REVIEW: Peter James – Dead Man’s Grip
Reviewed by: Ananthakrishnan
Dead Man's Grip is my first foray into the world of Peter James and I believe it is a world that I want to look into further. A quick search on the internet reveals the fact that Peter James' novels are meticulously well-built stories that shower a lot of attention to detail - in the world of crime fiction these would be named as well written police procedurals. The plot and the settings in itself are fairly riveting and the results are a fairly well-paced and well-etched out novel.
The action begins with a four-way accident which leaves an unfortunate cyclist dead. Carly Chase who was driving a car (who ends up not playing any actual role in the accident thanks to her quick reflexes) is fairly shook up but then life goes further downhill when worse news comes calling - the other two participants in the mishap have been brutally murdered after being tortured and all signs point to her as the next one in line. Not to mention the fact that the dead cyclist is the grandson of a jailed American Mafia don. So with this being the mise-en-scene it is a race against time for our protagonist, Detective Roy Grace, to save Carly from the hands of a sadistic killer.

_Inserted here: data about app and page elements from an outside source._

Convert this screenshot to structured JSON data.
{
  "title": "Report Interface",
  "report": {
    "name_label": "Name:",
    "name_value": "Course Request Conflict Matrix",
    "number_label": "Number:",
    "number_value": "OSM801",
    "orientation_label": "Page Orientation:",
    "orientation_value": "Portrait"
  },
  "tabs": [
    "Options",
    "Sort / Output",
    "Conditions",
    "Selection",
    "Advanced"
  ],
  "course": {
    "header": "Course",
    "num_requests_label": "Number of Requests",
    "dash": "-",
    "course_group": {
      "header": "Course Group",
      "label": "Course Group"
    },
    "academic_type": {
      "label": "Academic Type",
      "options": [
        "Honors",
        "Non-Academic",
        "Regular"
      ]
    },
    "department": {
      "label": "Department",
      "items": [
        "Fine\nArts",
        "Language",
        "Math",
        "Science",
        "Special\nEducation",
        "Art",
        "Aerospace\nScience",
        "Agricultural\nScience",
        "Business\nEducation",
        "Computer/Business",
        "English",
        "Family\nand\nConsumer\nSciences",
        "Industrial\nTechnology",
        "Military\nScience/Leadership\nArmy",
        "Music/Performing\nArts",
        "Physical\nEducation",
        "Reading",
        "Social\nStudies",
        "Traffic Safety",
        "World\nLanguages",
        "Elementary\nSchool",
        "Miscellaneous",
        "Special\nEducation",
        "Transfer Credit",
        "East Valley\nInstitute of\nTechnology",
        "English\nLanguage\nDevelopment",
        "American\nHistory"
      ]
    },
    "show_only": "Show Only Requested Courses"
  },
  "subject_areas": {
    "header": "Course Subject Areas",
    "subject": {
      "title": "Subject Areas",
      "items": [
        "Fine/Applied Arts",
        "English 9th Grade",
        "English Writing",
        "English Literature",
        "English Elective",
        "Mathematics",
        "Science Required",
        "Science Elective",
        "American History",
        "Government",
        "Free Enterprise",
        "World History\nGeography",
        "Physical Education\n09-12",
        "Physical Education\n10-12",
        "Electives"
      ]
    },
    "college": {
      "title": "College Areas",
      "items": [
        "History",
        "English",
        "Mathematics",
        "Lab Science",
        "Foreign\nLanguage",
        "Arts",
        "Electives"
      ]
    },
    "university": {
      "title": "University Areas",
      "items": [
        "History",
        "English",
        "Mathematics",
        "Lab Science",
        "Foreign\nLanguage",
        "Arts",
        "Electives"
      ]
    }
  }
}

As is evident the plot has all the ingredients for a pot-boiler but I really do have to admit that the book does not do justice in terms of the 'race-quotient'. Though the book is by no means grating I believe that such a good story warranted a lot of fast paced action with a lot of twists and turns thrown in for good measure. Well, that’s the other thing - this is not a suspense / mystery thriller - the killer is known to the reader from the word go, so all that the pages do reveal are a blow-by-blow account of how the perpetrator is apprehended eventually. Having said that there are some things that did grab me - the fleshing out of characters is quite even and is well peppered throughout the book so as to not distract the flow but woven in deftly to keep the continuum (Tooth may be a clichéd killer but I still enjoyed all his parts). This being my first novel I did enjoy getting to familiarize myself with all the recurring characters - I hope they continue to be as interesting in the books to follow and are not mere fillers. Also the book was a vindication to the 'devil-lies-in-the-detail' (dug the fact that Angry Birds is featured in the novel along with Friend Mapper - an iPhone game and an application - now that’s contemporary stuff) style of Peter James for this is a well written account of the journey that Roy Grace is set to embark on - the ending, as most of series book do, leaves a nice loose end that leaves the reader wanting to know when the next book will be out - a nice touch.
In summary, I am intrigued enough to explore Peter James' world a little more. A good dose of police procedurals is something I always savor and I might find some of my complaints being negated in the other books. It is clear that this is a good book in what seems to be a pretty strong series - I believe that readers already familiar with his work will be quick to accept this while the new readers, like me, would be lured to take the plunge to understand Roy Grace and Peter James' creation just that little bit more.
(Ananth is a software engineer from Chennai who loves reading but loves even more the dissecting that follows the read)